According to Webster’s Dictionary, an epic poem is “a long narrative poem telling of a hero’s deeds.” Epic poetry is an important part of Greek culture, and we have the Ancient Greeks to thank for inventing this poetic style, especially poets like Homer, who write the Iliad and the Odyssey, and Hesiod, who wrote Works and Days and Theogony. Here’s more information about this style of poetry:
Intonation in Epic Poetry
For the epic poem, intonation is everything. In the original Greek, the poems flow in a way that is very musical. Back then, these poems were typically performed out loud by a storyteller. Some of the feeling of this may be lost in translation, but most translators do try their best to preserve the original feel of the text.
The original poems were arranged in such a manner that they formed a steady rhythm that helped convey the highs and lows of the narrative; trying to capture that same rhythm in English is going to inevitably cause a few raised eyebrows at some points where beat and inflection meet. The specific name of this rhythm and arrangement is known as hexameter.
Get to Know Homer’s Works
As mentioned above, the Greek poet Homer wrote two pivotal works that are perfect examples of the epic style.
Homer’s Iliad is a story that spans the final ten days of the Trojan War with a focus on Achilles, a classical hero who is celebrated in Greek culture today. It also shows how even the best and brightest can succumb to base weakness.
The Odyssey serves as an account of Odysseus’ exploits. Basically, it chronicles his journey home to Ithaca after the conclusion of the Trojan War. Odysseus endures one of the most erratic trips home, forcing him to endure a solid decade away from his family. His wife, Penelope, is framed as a true catch, a woman who embodies every trait that was desired of a Greek woman. While Odysseus is trying to make his way home, she is being courted. Once he finally reaches home, he challenges his wife’s suitors to an archery contest, using a bow that required a level of strength only Odysseus could summon; because it was his bow.
Get to Know Hesiod’s Works
Unlike Homer, Hesiod actually refers to himself at points in his poetry, though there are no surviving external sources about the man.
- Works and Days is a recounting of the poor, pastoral life Hesiod lived and contains advice for farmers.
- Theogeny is a systemic recollection of how the world, the gods and mankind came to be, serving as one of the foundations for ancient Greek religion. Its name literally translates as “birth/genealogy of the gods.”
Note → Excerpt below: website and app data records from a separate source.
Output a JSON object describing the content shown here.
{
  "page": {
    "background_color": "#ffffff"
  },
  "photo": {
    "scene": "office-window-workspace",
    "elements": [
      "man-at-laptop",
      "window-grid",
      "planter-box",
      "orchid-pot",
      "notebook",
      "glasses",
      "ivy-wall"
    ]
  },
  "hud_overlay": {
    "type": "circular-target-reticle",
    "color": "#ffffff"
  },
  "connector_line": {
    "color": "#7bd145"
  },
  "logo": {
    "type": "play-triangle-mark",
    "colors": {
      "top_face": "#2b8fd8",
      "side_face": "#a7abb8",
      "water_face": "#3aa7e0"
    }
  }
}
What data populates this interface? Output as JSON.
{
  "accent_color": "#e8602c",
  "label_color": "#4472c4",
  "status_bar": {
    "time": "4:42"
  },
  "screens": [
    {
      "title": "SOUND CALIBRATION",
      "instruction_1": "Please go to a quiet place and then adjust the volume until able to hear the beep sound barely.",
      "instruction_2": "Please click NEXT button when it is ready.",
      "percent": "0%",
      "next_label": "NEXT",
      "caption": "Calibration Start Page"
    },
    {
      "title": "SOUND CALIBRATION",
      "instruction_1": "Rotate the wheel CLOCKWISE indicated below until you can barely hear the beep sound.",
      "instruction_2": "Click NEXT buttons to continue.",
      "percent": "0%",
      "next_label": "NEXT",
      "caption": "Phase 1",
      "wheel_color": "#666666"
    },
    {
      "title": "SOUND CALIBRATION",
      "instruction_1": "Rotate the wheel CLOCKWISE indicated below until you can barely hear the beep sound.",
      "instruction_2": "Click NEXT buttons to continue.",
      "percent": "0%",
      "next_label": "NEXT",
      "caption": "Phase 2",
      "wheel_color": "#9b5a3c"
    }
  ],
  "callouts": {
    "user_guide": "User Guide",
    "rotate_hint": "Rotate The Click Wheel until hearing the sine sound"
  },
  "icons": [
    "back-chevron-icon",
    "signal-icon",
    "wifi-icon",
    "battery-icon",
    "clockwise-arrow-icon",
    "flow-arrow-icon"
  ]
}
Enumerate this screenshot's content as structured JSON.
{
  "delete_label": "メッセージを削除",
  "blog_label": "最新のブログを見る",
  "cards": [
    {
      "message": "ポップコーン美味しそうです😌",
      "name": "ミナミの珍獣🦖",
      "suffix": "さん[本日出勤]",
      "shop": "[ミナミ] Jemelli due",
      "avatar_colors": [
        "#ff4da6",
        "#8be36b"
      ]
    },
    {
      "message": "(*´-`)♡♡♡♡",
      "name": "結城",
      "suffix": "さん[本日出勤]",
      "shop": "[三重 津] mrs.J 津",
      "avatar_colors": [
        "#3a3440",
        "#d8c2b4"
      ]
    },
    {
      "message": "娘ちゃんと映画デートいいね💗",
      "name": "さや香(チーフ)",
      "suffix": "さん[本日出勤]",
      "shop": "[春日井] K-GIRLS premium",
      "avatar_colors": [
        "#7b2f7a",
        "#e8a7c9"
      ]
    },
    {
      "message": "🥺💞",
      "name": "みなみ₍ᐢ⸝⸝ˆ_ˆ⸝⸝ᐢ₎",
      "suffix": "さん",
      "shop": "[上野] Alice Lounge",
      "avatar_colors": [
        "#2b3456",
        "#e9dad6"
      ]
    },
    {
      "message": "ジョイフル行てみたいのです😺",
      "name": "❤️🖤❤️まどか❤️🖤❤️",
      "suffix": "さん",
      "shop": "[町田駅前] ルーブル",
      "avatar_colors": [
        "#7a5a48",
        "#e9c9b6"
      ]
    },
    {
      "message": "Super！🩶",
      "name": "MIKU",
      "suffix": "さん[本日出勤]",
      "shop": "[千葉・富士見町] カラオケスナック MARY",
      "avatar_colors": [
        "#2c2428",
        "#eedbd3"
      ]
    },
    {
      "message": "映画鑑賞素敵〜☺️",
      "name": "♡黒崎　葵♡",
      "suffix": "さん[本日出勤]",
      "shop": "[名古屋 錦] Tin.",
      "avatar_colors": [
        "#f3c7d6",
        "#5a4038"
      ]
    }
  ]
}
Homer and Hesiod were widely regarded by many people throughout antiquity and many contemporary authors and those that came thereafter considered these two men to be the fathers of the ancient Greek lifestyle. While Homer’s tales spun a tapestry of heroes long-gone, Hesiod helped unify Greece’s disparate regional beliefs and agricultural practices. Both present excellent examples of the epic style of poetry that was so popular in Ancient Greece.